------ RECORDS PROVIDED

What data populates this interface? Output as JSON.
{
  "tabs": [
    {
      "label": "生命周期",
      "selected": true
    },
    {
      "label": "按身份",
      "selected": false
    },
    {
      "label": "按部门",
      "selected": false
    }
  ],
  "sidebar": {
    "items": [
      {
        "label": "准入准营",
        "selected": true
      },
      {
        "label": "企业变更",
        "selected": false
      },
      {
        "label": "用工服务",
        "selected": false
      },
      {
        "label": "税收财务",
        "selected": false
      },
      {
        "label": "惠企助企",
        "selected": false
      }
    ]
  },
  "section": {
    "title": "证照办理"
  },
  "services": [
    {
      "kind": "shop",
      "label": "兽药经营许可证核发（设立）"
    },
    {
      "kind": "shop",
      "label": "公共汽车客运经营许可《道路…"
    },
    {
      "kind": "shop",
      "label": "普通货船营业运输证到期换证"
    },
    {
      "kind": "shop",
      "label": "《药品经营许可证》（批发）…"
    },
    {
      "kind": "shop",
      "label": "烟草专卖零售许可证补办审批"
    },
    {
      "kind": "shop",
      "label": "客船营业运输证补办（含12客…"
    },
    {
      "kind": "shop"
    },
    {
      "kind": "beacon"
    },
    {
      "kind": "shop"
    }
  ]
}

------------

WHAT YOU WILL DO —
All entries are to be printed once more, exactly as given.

RESPONSE TO THIS TASK —
What data populates this interface? Output as JSON.
{
  "tabs": [
    {
      "label": "生命周期",
      "selected": true
    },
    {
      "label": "按身份",
      "selected": false
    },
    {
      "label": "按部门",
      "selected": false
    }
  ],
  "sidebar": {
    "items": [
      {
        "label": "准入准营",
        "selected": true
      },
      {
        "label": "企业变更",
        "selected": false
      },
      {
        "label": "用工服务",
        "selected": false
      },
      {
        "label": "税收财务",
        "selected": false
      },
      {
        "label": "惠企助企",
        "selected": false
      }
    ]
  },
  "section": {
    "title": "证照办理"
  },
  "services": [
    {
      "kind": "shop",
      "label": "兽药经营许可证核发（设立）"
    },
    {
      "kind": "shop",
      "label": "公共汽车客运经营许可《道路…"
    },
    {
      "kind": "shop",
      "label": "普通货船营业运输证到期换证"
    },
    {
      "kind": "shop",
      "label": "《药品经营许可证》（批发）…"
    },
    {
      "kind": "shop",
      "label": "烟草专卖零售许可证补办审批"
    },
    {
      "kind": "shop",
      "label": "客船营业运输证补办（含12客…"
    },
    {
      "kind": "shop"
    },
    {
      "kind": "beacon"
    },
    {
      "kind": "shop"
    }
  ]
}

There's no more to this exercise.